Amazon’s ‘try before you buy’ fashion service, which launched in the form of a central London pop-up shop on Baker Street last month, is further proof that this retailer is increasingly aware of what it’s missing out on by not having a physical presence on the UK’s high street.

Amazon distribution centre

Will other pure online players follow Amazon into the high street?

Source: Shutterstock/Jonathan Weiss

However, while many fashion retailers formulate how online can best supplement their physical assets, Amazon remains ahead of the curve. Among a rapidly growing list of other pure online players, it has recognised that, in today’s quickly shifting retail landscape, a brand’s online and high street presences are so closely entwined that in order to maximise performance one cannot exist without the other.

Indeed, the high street shopfront should no longer be seen as the primary driver for sales; neither should a brand’s property portfolio decisions be based solely on how well a single store performs.

It is no secret that consumers will browse items in store only to go home and buy them online, converting the store from a functional place into an aspirational space that operates more like a showroom and exists to enhance the shopping experience. But brands looking to take advantage of this new hybrid way of shopping must first identify which of their property assets are driving and benefiting from it – and which are not.

The second step is potential repositioning and consolidation, and locations should be carefully selected based on a number of variables including demographics, customer base and the ability to drive traffic online.

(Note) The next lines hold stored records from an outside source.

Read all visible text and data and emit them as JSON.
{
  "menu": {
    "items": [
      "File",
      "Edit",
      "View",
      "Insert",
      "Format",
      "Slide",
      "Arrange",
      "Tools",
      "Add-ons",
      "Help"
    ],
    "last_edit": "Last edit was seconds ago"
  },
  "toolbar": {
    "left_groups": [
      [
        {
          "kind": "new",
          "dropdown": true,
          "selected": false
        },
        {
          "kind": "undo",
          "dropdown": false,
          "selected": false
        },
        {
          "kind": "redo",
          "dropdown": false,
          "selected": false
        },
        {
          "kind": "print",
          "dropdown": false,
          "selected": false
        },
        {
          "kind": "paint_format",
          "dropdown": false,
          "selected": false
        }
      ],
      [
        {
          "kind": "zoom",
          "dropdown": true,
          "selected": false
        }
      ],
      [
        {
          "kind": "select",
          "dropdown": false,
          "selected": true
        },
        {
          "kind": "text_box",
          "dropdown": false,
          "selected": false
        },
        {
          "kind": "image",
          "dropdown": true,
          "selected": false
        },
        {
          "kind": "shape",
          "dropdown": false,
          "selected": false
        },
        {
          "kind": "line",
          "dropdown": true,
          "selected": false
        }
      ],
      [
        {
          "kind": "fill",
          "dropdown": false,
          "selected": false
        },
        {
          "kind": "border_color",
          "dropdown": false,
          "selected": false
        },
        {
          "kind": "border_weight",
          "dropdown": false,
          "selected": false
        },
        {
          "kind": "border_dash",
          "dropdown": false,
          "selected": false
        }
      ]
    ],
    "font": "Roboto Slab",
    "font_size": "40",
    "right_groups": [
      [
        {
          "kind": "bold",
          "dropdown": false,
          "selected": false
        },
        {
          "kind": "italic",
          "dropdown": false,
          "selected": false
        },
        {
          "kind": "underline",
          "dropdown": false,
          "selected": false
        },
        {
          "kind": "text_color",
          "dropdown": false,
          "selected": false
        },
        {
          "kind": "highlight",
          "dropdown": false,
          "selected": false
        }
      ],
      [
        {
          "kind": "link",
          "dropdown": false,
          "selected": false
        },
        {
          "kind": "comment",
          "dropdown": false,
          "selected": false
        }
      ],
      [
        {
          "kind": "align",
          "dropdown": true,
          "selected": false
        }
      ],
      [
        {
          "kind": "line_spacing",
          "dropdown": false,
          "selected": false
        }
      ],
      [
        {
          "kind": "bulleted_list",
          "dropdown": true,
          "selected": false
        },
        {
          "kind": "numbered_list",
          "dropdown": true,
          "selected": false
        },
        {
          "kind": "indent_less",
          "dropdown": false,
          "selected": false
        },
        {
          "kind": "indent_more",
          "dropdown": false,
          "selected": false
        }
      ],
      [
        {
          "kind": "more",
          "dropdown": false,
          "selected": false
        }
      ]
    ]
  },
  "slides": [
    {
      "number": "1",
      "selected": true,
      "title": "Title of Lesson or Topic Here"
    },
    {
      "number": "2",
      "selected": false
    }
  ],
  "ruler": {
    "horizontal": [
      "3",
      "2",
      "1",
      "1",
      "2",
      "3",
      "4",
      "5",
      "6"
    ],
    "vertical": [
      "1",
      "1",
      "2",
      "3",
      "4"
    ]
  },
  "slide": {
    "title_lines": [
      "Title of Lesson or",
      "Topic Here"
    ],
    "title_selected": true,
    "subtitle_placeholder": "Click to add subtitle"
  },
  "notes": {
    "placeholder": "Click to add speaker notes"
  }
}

Even a store that, on paper, looks to be underperforming might be indispensable when looked at within the wider context of the brand’s online sales.

It is this insight that brands need to tap into and harness if they are to truly benefit from the ‘bricks to drive clicks’ phenomenon.

Matthew Thompson, associate director, retail strategy, Colliers International